In 1493 a book called The Nuremberg Chronicle was published. This book, more properly known as the Liber Chronicarum, is a history of the world from creation to its publication in 1493. Its structure follows the story of human history as related in the Bible while also including digressions on natural catastrophes & the histories of a number of important Western cities. Hartman Schedel, a Nuremberg physician & humanist scholar, compiled the work. It was illustrated & engraved by leading artists of the day, Michael Wohlgemut & Wilhelm Pleydenwurff, & published by Anton Koberger, the largest printer and publisher in Germany at the time.|
I bought a book containing some of the illustrations, & had it with me during the flood at Boscastle, Cornwall in 2004. The terrifying sight of buildings torn apart, trees ripped from the earth & the endless thundering roar of the flood remained fixed in my mind. The next day I began to draw, half-copying the woodcuts from the Chronicle, half exorcising my memory. That summer I carried on drawing imaginary Medieval disasters, most of which were spattered by the persistent rain. Flood never seemed far off; the fact that I spent the rest of the summer camped by a Dartmoor river reknowned for sudden inundations did not help.
Versions of these drawings were commissioned for Virgin Atlantic's in-flight magazine, but were eventually rejected, following the tsunami of December 26th 2004, a disaster that made the Boscastle floods seem a mere trickle. Versions of further drawings (rejected due to the perceived delicate sensibilities of American passengers) I later made into the screenprints called Operation Phantom Fury & Storm Shadow.
After many false starts I began working on the series of pictures that I ended up calling "London Views", pictures that owed more than ever to the woodcuts in the Liber Chronicarum, in particular the illustrations dealing with the fall of Babylon & the destruction of the cities of Sodom & Gommorah.

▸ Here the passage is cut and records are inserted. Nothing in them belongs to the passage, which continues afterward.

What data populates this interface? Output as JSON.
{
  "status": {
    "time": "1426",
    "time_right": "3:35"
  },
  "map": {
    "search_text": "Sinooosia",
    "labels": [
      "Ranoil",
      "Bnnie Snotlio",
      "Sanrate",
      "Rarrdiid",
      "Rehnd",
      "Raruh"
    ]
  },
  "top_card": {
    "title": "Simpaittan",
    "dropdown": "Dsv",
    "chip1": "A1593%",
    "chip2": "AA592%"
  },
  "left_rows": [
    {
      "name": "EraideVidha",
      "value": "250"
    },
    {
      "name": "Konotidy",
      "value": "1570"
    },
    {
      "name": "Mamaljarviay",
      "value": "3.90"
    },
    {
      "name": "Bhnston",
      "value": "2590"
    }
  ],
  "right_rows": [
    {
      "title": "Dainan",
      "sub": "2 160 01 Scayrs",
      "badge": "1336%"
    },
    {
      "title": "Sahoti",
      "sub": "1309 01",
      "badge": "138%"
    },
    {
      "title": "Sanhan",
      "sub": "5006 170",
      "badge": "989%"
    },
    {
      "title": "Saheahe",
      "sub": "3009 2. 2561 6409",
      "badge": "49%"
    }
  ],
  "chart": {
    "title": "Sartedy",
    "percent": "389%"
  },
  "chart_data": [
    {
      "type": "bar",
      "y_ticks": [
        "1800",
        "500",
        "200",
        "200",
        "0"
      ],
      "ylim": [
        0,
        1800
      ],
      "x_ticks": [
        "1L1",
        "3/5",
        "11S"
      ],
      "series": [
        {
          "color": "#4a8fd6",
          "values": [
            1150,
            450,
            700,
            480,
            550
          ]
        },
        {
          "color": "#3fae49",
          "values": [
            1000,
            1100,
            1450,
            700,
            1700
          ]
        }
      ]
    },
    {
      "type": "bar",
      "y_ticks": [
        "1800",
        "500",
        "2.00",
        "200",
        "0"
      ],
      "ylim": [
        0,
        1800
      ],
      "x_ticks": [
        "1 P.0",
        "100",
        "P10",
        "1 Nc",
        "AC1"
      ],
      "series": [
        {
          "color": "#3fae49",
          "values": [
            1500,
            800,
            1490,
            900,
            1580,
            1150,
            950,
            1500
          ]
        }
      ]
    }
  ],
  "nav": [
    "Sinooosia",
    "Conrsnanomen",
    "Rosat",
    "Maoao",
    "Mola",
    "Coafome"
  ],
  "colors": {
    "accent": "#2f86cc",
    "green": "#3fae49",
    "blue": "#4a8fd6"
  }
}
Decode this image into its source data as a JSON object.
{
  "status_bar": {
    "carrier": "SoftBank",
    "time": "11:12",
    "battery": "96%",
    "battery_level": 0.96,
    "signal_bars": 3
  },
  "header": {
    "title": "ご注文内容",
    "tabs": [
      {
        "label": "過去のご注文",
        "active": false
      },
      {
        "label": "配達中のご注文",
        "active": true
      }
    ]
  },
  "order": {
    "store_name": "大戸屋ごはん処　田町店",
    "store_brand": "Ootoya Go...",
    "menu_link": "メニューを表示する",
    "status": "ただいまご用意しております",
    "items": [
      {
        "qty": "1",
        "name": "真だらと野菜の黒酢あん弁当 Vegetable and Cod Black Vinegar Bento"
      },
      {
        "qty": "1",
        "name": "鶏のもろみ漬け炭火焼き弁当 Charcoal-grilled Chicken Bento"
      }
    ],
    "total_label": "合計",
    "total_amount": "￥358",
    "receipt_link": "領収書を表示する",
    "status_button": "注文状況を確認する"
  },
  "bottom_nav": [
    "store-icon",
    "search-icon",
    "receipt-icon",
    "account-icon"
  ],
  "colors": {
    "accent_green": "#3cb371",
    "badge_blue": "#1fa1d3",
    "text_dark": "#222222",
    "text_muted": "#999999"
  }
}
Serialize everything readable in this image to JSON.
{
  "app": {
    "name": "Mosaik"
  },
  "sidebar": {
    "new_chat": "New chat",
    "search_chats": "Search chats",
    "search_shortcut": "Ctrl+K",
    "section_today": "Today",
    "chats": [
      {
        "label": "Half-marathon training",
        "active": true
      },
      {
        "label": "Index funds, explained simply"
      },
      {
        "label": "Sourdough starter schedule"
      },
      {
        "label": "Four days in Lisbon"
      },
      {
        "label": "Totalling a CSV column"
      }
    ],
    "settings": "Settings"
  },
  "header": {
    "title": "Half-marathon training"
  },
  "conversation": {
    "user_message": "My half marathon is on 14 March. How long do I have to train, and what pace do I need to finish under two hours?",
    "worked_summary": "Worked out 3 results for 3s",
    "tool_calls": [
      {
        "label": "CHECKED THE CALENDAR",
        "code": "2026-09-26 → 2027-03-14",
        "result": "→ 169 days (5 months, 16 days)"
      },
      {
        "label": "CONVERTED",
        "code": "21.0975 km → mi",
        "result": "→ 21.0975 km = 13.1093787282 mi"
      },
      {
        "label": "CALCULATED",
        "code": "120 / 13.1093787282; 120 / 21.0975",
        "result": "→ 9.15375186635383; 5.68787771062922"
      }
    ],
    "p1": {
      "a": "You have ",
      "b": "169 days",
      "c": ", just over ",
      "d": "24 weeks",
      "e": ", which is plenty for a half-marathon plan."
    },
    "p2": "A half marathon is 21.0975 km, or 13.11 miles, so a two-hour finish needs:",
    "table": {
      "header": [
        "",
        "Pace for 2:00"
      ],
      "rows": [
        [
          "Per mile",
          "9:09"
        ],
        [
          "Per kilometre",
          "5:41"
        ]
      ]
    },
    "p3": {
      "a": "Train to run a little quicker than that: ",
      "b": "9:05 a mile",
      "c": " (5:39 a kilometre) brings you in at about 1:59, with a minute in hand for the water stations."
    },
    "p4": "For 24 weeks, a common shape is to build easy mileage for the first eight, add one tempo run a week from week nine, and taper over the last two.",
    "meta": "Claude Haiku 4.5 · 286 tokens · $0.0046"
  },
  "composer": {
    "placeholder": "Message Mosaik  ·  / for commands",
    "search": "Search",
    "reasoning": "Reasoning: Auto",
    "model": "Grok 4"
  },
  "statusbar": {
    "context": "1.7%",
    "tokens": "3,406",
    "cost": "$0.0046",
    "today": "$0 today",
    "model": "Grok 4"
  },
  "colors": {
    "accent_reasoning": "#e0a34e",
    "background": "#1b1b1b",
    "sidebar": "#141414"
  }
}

Fascinated by the extravagant curls of flame & the Op-art floods, I wanted to work like one of the Nuremburg artists; because travel in the 15th century was tricky, most of the far-off cities they depicted were drawn either from description or imagination - so much so that everywhere ended up looking like, well, Nuremburg. So I stayed at my desk, calling up images on Google whenever memory hit a particular dead-end, as was the case with the Swiss Re tower.
The series eventually became a panorama that stretches from the outer reaches of the Thames estuary upstream as far as Battersea, destroying the Flood Barrier, Canary Wharf, the Tower of London, the Houses of Parliament and much more besides.
I have now massively enlarged these apocalyptic scenarios & caged them, much as the daily headlines for London's Evening Standard are caged with a diamond lattice of galvanised wire. If you are interested in cluttering up your house with such objects, you are advised to contact Lazarides, a former emporium of sado-masochistic paraphenalia at 8 Greek Street, Soho, London. For further information, either email firstname.lastname@example.org or telephone 0203 214 0055.